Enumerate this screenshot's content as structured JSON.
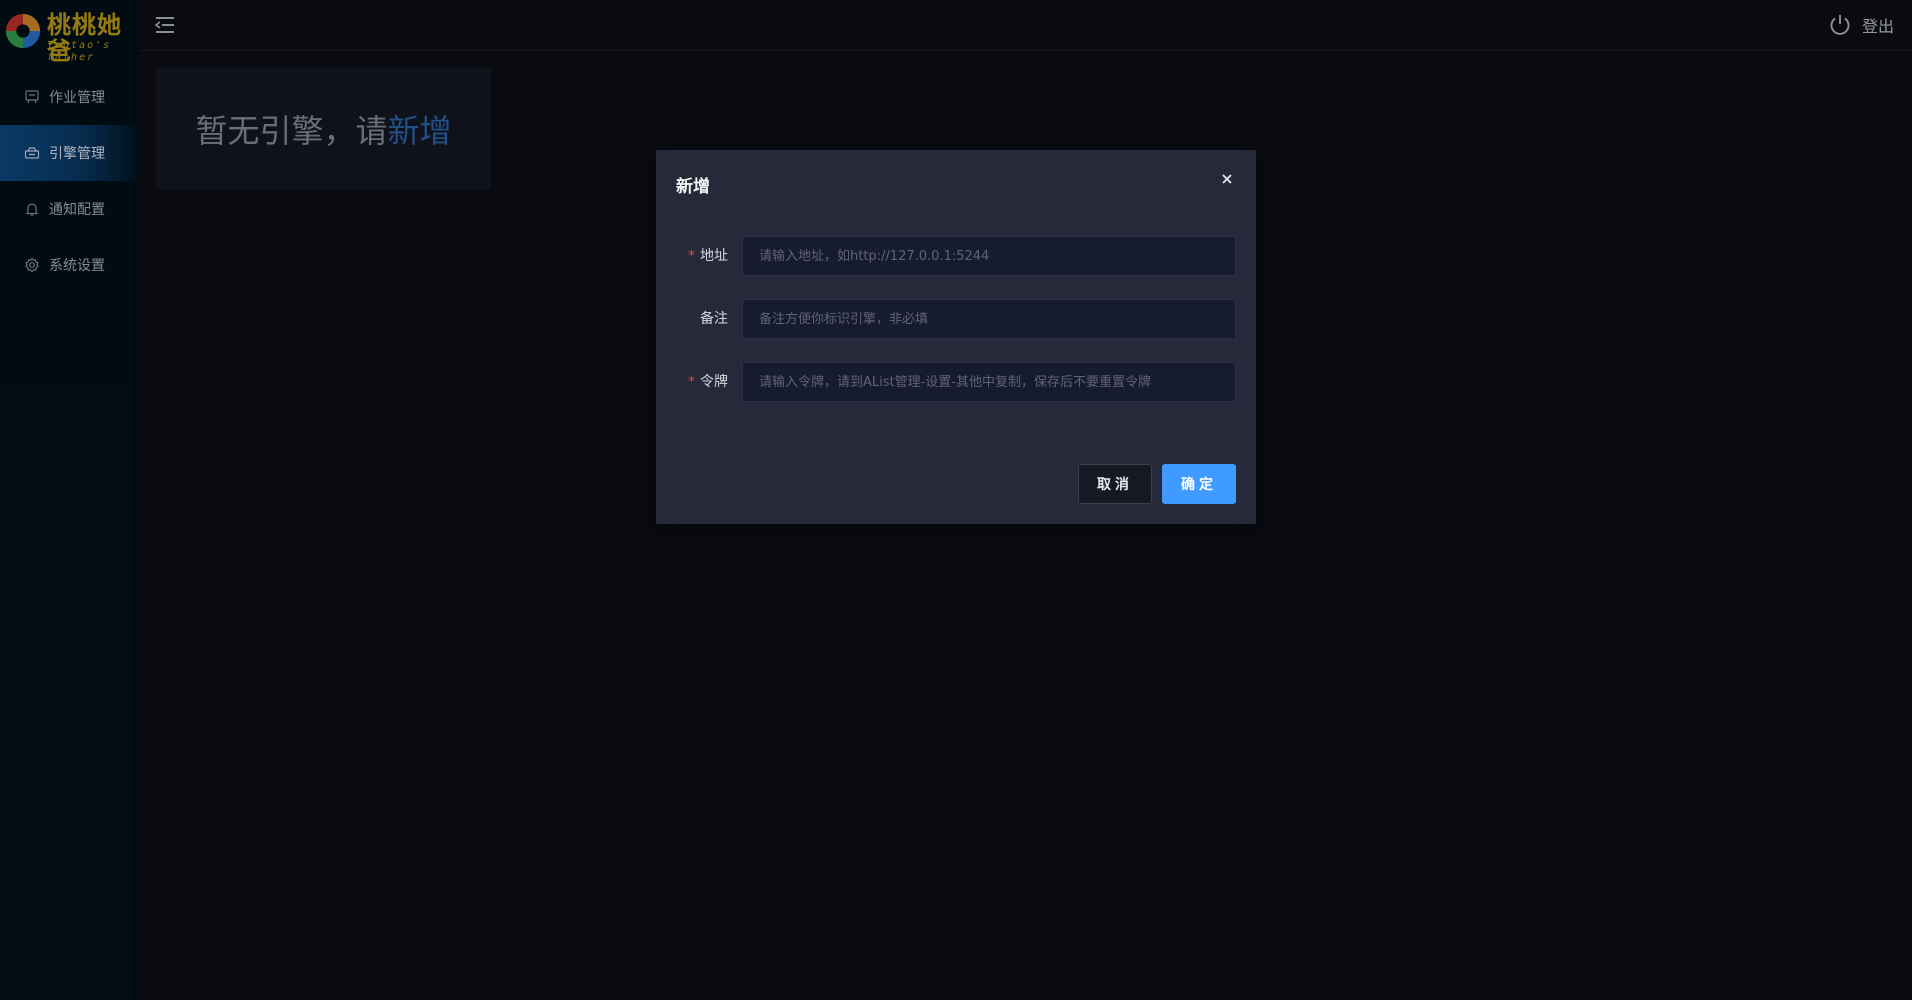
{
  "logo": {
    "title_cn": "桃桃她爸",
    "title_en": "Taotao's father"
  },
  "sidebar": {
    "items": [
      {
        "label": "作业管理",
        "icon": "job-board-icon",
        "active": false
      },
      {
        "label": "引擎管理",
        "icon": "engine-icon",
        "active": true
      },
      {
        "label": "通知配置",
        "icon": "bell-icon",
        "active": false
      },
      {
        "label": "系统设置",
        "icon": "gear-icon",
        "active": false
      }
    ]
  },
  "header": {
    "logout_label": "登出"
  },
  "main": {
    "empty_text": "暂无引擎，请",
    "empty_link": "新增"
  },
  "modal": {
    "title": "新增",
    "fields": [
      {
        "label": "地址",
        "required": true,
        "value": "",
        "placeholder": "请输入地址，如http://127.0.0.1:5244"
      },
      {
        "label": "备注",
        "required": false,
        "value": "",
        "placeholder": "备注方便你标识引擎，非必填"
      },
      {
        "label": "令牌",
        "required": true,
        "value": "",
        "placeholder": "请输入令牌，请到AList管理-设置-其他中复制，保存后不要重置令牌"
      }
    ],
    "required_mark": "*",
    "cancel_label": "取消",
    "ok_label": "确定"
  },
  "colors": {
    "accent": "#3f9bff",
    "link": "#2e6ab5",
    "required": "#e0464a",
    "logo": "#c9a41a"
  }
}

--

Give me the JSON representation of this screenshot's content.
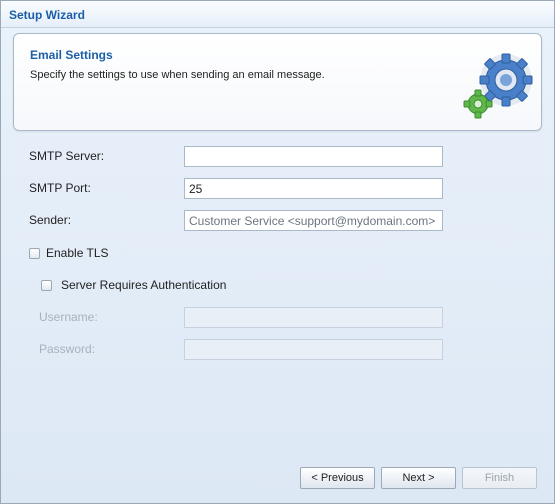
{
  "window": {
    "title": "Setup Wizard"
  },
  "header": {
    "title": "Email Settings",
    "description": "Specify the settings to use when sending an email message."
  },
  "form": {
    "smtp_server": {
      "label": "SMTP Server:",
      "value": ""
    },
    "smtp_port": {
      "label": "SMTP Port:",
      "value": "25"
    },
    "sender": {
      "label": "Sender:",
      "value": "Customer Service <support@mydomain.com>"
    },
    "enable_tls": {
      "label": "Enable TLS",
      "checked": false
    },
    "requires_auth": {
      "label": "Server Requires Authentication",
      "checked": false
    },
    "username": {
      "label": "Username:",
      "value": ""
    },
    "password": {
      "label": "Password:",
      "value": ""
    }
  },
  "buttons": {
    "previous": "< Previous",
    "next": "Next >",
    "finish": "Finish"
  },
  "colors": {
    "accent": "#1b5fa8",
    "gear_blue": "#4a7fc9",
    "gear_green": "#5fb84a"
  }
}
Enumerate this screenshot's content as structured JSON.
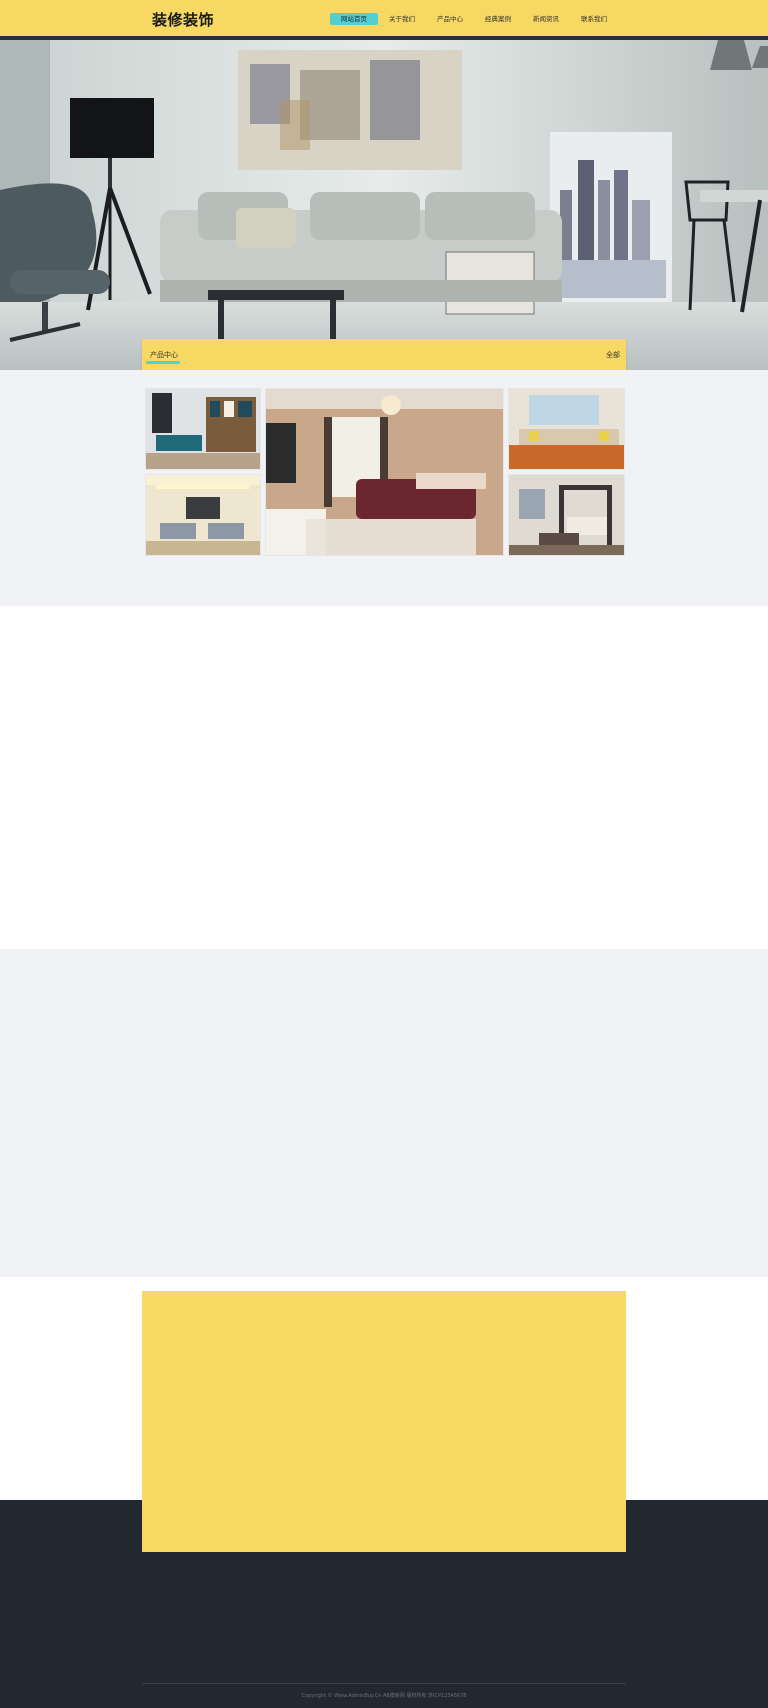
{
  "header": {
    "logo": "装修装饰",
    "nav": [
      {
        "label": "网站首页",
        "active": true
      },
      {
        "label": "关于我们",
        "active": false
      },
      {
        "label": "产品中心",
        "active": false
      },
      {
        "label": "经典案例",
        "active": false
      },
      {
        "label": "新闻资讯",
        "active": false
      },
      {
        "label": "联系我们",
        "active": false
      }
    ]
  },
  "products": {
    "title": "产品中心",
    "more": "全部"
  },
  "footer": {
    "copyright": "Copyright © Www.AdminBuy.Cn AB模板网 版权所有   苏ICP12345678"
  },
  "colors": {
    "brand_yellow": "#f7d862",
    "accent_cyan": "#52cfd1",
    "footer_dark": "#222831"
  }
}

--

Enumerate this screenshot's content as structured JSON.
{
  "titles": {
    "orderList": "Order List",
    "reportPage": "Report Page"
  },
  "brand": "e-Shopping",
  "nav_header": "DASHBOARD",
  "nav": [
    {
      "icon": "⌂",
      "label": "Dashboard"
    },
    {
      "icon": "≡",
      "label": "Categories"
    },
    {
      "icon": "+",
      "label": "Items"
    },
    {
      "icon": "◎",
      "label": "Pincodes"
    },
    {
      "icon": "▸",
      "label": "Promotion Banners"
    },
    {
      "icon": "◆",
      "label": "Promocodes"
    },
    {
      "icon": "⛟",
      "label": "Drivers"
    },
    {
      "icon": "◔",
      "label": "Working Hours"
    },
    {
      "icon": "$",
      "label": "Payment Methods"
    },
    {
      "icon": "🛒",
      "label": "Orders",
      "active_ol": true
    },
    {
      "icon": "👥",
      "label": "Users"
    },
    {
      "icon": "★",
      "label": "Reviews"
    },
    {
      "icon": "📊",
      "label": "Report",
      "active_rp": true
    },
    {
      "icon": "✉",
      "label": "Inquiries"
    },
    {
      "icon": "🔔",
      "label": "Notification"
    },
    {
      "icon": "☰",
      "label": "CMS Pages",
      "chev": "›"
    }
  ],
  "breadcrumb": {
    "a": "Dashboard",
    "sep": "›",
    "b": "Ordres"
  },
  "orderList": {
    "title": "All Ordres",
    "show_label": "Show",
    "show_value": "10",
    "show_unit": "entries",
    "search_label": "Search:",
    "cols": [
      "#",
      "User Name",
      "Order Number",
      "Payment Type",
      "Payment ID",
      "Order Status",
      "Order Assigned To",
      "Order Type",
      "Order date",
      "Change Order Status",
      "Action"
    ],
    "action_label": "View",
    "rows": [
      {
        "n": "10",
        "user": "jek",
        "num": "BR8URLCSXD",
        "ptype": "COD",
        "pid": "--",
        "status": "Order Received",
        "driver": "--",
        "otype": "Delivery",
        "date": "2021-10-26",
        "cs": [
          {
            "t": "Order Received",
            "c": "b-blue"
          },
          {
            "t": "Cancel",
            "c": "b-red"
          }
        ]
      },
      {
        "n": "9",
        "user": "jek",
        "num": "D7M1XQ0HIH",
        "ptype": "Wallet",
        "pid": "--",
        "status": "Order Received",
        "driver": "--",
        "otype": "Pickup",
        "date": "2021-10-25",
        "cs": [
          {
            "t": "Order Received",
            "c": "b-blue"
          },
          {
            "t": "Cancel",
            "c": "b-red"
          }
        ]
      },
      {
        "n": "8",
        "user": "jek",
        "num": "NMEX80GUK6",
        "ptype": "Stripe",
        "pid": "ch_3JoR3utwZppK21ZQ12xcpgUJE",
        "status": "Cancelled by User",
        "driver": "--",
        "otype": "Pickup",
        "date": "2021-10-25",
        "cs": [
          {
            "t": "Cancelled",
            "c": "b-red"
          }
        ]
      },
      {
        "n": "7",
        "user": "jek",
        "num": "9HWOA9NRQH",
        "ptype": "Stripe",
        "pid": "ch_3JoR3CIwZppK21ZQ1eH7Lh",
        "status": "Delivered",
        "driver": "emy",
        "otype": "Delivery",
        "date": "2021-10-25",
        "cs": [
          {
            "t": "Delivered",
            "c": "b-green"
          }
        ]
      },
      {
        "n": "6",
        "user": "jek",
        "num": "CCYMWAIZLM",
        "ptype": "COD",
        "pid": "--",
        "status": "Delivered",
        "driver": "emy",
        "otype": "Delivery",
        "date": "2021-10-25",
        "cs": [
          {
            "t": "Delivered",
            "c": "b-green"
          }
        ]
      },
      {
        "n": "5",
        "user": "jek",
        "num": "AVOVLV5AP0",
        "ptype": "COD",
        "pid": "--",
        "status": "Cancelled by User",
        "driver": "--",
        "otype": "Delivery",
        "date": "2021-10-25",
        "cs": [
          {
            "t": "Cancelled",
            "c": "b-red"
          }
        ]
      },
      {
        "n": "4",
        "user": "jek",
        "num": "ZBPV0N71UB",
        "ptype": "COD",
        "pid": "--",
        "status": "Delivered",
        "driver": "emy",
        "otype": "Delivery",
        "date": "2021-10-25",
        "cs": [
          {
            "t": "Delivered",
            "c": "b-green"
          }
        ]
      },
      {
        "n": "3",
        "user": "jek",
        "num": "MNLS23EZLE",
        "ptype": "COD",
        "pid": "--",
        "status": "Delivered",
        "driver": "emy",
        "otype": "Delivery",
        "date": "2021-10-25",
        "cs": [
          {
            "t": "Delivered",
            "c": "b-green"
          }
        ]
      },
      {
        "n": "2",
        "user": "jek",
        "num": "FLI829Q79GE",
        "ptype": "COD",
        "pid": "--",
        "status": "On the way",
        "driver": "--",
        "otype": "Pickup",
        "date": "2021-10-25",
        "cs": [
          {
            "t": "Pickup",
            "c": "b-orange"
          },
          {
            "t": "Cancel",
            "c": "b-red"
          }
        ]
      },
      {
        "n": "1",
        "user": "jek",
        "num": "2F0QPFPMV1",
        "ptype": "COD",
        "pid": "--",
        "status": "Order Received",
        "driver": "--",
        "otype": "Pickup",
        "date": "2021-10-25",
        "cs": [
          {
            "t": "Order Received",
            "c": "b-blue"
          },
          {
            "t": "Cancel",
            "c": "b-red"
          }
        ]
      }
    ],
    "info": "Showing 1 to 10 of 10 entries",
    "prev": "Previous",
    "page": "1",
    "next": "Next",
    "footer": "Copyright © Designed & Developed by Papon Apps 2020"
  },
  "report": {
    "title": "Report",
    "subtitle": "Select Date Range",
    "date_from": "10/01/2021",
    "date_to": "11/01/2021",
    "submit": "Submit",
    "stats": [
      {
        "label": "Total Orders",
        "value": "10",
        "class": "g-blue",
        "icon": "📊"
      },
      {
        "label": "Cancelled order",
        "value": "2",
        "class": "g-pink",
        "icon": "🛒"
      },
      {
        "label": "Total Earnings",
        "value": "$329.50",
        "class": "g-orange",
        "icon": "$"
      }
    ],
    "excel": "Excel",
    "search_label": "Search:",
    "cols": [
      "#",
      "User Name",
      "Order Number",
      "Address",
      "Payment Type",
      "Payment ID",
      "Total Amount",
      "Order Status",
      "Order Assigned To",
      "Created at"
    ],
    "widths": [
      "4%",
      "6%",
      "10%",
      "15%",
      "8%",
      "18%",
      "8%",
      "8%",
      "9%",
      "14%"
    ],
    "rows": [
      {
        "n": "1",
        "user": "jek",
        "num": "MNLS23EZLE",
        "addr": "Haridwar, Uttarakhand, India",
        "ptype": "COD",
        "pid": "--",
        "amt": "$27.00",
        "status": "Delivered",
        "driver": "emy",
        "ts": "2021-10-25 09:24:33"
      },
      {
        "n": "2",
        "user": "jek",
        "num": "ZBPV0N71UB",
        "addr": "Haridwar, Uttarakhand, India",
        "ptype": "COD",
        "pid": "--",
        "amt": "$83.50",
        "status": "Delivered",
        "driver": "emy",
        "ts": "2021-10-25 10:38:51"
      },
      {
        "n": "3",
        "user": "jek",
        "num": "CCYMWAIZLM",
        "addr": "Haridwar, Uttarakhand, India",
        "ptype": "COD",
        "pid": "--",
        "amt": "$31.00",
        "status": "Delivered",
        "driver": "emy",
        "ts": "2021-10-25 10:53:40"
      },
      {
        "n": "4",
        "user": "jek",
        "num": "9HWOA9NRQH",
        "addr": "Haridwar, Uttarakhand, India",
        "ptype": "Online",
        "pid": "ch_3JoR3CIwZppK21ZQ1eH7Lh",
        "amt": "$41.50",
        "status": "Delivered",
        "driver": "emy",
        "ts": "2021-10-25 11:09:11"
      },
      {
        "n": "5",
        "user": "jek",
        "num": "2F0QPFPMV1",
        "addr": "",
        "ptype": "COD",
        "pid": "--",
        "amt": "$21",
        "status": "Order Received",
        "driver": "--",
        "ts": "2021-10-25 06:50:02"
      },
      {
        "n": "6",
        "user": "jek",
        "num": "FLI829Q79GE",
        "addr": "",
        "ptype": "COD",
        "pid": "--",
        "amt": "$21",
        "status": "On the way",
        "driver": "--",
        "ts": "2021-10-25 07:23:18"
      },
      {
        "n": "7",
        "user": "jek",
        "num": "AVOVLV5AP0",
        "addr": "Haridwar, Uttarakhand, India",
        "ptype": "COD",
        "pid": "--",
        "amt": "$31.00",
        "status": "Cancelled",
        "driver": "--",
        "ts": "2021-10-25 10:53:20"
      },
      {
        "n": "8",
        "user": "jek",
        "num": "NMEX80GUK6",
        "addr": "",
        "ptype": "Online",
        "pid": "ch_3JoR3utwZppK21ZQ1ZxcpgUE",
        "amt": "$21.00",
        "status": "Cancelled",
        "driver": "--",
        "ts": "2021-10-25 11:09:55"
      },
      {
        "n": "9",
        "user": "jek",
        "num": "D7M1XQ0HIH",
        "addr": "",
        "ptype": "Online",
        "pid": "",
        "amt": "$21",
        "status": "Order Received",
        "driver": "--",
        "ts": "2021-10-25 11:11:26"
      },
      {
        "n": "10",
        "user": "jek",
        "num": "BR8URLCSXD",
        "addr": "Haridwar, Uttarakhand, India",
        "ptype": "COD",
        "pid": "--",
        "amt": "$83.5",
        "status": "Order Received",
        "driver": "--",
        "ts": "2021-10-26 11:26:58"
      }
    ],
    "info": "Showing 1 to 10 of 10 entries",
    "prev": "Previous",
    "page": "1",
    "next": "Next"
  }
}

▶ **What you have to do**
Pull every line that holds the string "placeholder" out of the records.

▶ **Exercise response**
        "placeholder": "请输入地址，如http://127.0.0.1:5244"
        "placeholder": "备注方便你标识引擎，非必填"
        "placeholder": "请输入令牌，请到AList管理-设置-其他中复制，保存后不要重置令牌"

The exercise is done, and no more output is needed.